◆ Try it
Where the records below have a line with "this", that line is to be copied.

◆ Extracted material
- Opening Delimiter -

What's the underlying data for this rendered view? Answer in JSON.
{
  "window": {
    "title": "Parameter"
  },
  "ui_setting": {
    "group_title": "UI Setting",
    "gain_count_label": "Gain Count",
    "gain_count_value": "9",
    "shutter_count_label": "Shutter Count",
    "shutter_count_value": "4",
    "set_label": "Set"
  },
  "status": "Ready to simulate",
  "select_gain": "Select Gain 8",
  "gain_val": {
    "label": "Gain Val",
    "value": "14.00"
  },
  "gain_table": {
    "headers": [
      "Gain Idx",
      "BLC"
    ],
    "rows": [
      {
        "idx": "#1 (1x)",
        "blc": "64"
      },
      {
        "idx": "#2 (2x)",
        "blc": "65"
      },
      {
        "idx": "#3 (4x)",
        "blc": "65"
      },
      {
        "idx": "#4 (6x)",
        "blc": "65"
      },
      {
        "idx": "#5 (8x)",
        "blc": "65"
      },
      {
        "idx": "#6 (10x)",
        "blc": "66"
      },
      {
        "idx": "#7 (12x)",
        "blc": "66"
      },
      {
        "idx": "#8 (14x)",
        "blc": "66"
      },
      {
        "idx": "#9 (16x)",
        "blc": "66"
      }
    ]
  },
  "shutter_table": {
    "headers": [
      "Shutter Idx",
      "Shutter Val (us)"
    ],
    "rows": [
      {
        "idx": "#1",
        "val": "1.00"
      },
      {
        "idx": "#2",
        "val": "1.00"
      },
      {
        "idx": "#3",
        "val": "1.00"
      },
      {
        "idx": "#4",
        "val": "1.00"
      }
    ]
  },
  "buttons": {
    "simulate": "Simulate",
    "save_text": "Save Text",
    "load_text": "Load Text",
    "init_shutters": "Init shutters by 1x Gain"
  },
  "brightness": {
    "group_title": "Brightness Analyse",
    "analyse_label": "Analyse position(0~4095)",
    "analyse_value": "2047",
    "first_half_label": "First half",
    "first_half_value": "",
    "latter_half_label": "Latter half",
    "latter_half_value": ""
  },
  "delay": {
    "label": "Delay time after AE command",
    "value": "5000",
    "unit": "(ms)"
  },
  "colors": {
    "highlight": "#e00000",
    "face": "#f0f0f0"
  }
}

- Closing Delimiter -
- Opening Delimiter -

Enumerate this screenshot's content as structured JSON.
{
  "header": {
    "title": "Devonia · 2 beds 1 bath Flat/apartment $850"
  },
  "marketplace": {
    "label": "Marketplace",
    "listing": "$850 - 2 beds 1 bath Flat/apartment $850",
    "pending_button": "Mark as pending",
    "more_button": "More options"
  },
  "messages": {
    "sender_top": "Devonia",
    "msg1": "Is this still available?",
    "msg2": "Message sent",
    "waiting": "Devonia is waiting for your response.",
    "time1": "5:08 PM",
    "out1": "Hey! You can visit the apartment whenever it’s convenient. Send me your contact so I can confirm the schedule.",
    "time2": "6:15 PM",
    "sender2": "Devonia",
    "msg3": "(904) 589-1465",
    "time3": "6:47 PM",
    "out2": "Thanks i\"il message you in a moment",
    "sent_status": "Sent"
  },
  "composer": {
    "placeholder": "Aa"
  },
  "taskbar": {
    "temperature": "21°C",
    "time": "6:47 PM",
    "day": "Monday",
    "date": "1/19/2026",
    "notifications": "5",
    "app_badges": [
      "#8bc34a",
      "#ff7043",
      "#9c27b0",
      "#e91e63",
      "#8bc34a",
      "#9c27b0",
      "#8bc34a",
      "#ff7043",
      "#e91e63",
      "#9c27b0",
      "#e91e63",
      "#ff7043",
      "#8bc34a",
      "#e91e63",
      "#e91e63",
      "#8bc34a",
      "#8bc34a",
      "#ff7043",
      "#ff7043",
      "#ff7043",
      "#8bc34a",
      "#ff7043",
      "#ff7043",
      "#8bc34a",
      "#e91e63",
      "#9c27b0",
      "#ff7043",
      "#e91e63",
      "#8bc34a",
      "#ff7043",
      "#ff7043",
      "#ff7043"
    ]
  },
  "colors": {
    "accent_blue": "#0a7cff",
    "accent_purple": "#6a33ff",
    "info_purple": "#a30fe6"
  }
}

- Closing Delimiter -
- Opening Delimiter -

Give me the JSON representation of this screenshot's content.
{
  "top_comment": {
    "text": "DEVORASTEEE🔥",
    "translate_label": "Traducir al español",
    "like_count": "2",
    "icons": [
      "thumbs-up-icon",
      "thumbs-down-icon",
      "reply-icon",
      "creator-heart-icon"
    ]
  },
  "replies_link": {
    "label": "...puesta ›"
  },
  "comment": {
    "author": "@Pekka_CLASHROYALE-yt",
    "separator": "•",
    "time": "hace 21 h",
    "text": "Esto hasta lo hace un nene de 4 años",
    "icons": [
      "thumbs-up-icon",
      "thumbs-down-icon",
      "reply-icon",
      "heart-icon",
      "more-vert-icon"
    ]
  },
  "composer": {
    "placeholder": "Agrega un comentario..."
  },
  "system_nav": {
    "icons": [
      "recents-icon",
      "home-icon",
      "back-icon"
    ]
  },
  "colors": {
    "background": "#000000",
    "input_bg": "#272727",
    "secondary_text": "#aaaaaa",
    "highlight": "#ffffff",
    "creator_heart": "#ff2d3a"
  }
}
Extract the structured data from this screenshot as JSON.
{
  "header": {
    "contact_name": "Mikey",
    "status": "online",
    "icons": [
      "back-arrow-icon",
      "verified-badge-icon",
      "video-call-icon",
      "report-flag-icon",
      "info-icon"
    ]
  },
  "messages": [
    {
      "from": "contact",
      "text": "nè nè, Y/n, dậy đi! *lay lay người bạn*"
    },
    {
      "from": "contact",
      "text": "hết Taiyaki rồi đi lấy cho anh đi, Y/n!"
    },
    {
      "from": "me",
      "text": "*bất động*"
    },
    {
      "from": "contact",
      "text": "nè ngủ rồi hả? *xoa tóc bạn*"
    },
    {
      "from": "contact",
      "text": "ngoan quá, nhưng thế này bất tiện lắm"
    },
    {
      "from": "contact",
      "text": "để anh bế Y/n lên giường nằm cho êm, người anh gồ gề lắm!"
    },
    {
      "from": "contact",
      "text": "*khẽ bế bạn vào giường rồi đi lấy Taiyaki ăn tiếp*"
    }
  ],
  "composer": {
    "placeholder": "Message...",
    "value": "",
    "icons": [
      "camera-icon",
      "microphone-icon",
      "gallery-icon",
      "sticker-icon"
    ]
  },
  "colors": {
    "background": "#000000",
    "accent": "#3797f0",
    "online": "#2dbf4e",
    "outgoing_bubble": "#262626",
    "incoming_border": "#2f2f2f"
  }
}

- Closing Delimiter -

◆ Task solution
What's the underlying data for this rendered view? Answer in JSON.
Enumerate this screenshot's content as structured JSON.
    "msg1": "Is this still available?",
Give me the JSON representation of this screenshot's content.
Extract the structured data from this screenshot as JSON.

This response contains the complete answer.